        services that may not be available in some of the new
        systems
excerpt from ALA session description

Paul Soderdahl, Director of Library Information
Technology,
University of Iowa

… three key themes.
   –   ―First, our Primo implementation plan diverged from the
       standard approach by abandoning the usual pattern of
       establishing committees and subcommittees so that we
       could adopt a more streamlined approach and, within the
       University of Iowa Libraries, embrace the perpetual beta.

   –   ―Second, we have tried to remain unafraid of scale in
       expanding beyond the local catalog to include digital library
       collections and in planning for significantly more content.

   –   ―Finally, we have looked for ways to bring the library to
       wherever the users are by using Primo to embed library
       resources in the course management system, browser
       toolbars, gadgets, and more. ―
                 KU Library Systems
         Strategic Planning Vision Statement
             (1994 -- incorporated into ILS RFP)
1.   The Library will have a complex, sophisticated, and
     pervasive online system based upon up-to-date
     hardware, software, and networking.

2.   This broader "system" will include traditional core
     library public access, file management, and
     transaction processing functions, all maintained and
     presented to public and staff users in an integrated
     manner.

3.   All system modules and networks will use standard
     protocols and will be constructed with an "open
     systems" approach to facilitate their ability to
     integrate with other local and remote systems and to
     handle new kinds of content and presentation.
                 KU Library Systems
         Strategic Planning Vision Statement
             (1994 -- incorporated into ILS RFP)
1.   The Library will have a complex, sophisticated, and
     pervasive online system based upon up-to-date
     hardware, software, and networking.

2.   This broader "system" will include traditional core
     library public access, file management, and
     transaction processing functions, all maintained and
     presented to public and staff users in an integrated
     manner.

3.   All system modules and networks will use standard
     protocols and will be constructed with an "open
     systems" approach to facilitate their ability to
     integrate with other local and remote systems and to
     handle new kinds of content and presentation.
4.   All local networks will be connected to and
     accessible from the KU campus ethernet network
     and through it be connected to and accessible from
     all regional, national, and international TCP/IP-based
     networks.

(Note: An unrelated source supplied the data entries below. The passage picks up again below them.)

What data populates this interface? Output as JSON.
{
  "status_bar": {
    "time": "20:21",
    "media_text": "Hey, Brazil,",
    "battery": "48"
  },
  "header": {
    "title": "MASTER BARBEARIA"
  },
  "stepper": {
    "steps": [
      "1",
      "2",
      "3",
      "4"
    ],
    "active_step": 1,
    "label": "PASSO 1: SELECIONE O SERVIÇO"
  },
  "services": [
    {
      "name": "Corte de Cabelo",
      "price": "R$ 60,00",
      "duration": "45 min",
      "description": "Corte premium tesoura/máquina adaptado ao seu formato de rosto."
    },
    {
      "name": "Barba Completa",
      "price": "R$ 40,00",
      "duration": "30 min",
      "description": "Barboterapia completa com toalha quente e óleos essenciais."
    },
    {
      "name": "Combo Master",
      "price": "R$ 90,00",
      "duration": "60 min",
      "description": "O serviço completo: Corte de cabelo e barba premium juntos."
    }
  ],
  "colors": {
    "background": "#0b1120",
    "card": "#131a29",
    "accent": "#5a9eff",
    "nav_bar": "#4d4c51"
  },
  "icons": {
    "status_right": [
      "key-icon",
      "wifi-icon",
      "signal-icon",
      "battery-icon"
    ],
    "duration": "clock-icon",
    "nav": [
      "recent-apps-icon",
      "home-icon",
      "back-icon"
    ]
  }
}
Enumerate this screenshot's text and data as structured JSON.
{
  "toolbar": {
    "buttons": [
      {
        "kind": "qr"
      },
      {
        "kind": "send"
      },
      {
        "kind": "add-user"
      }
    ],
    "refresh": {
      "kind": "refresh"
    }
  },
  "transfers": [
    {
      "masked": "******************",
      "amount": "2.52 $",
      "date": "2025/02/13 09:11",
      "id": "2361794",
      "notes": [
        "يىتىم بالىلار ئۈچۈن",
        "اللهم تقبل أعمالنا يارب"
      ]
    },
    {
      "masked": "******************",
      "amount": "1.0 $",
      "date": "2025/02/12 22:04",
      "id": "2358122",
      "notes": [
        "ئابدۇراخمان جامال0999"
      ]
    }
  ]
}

5.   The local workstation for both public and staff will be
     a single intelligent, networked microcomputer
     capable of using campus local area network
     resources, other campus hosts, and remote hosts
     via the Internet. Each workstation will be capable of
     both simple terminal access to remote hosts and of
     operating client software for a wide variety of servers
     and hosts.

6.   By virtue of supporting standard protocols and being
     connected to local and national networks, all library
     electronic resources will be sharable and useable, to
     the extent allowed by licensing, by remote users
     throughout the university, the state, and the world.
4.   All local networks will be connected to and
     accessible from the KU campus ethernet network
     and through it be connected to and accessible from
     all regional, national, and international TCP/IP-based
     networks.

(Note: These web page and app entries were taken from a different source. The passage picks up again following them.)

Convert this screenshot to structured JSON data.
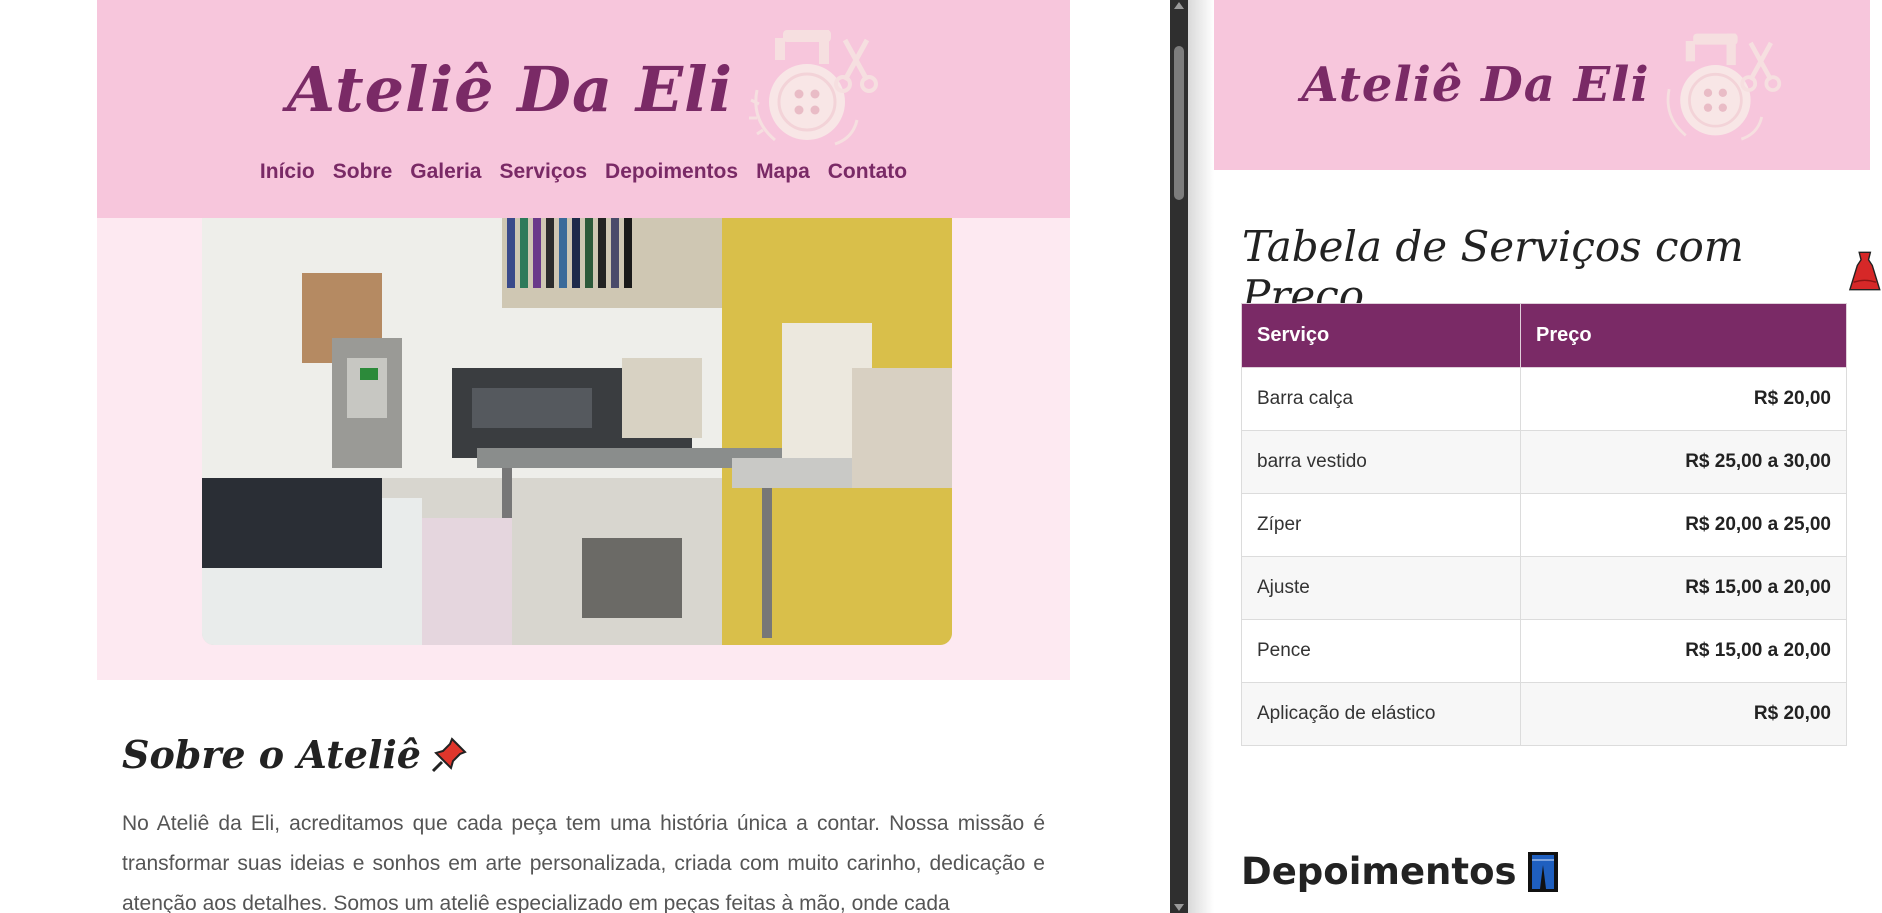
{
  "left": {
    "brand": {
      "title": "Ateliê Da Eli"
    },
    "nav": [
      {
        "label": "Início"
      },
      {
        "label": "Sobre"
      },
      {
        "label": "Galeria"
      },
      {
        "label": "Serviços"
      },
      {
        "label": "Depoimentos"
      },
      {
        "label": "Mapa"
      },
      {
        "label": "Contato"
      }
    ],
    "about": {
      "title": "Sobre o Ateliê",
      "text": "No Ateliê da Eli, acreditamos que cada peça tem uma história única a contar. Nossa missão é transformar suas ideias e sonhos em arte personalizada, criada com muito carinho, dedicação e atenção aos detalhes. Somos um ateliê especializado em peças feitas à mão, onde cada"
    }
  },
  "right": {
    "brand": {
      "title": "Ateliê Da Eli"
    },
    "services": {
      "title": "Tabela de Serviços com Preço",
      "columns": [
        "Serviço",
        "Preço"
      ],
      "rows": [
        {
          "service": "Barra calça",
          "price": "R$ 20,00"
        },
        {
          "service": "barra vestido",
          "price": "R$ 25,00 a 30,00"
        },
        {
          "service": "Zíper",
          "price": "R$ 20,00 a 25,00"
        },
        {
          "service": "Ajuste",
          "price": "R$ 15,00 a 20,00"
        },
        {
          "service": "Pence",
          "price": "R$ 15,00 a 20,00"
        },
        {
          "service": "Aplicação de elástico",
          "price": "R$ 20,00"
        }
      ]
    },
    "testimonials": {
      "title": "Depoimentos"
    }
  },
  "icons": {
    "logo": "sewing-button-logo-icon",
    "pin": "pushpin-icon",
    "dress": "dress-icon",
    "jeans": "jeans-icon"
  },
  "colors": {
    "header_pink": "#f7c6dc",
    "hero_pink": "#fde9f1",
    "brand_purple": "#7a2a66"
  }
}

5.   The local workstation for both public and staff will be
     a single intelligent, networked microcomputer
     capable of using campus local area network
     resources, other campus hosts, and remote hosts
     via the Internet. Each workstation will be capable of
     both simple terminal access to remote hosts and of
     operating client software for a wide variety of servers
     and hosts.

6.   By virtue of supporting standard protocols and being
     connected to local and national networks, all library
     electronic resources will be sharable and useable, to
     the extent allowed by licensing, by remote users
     throughout the university, the state, and the world.

								
To top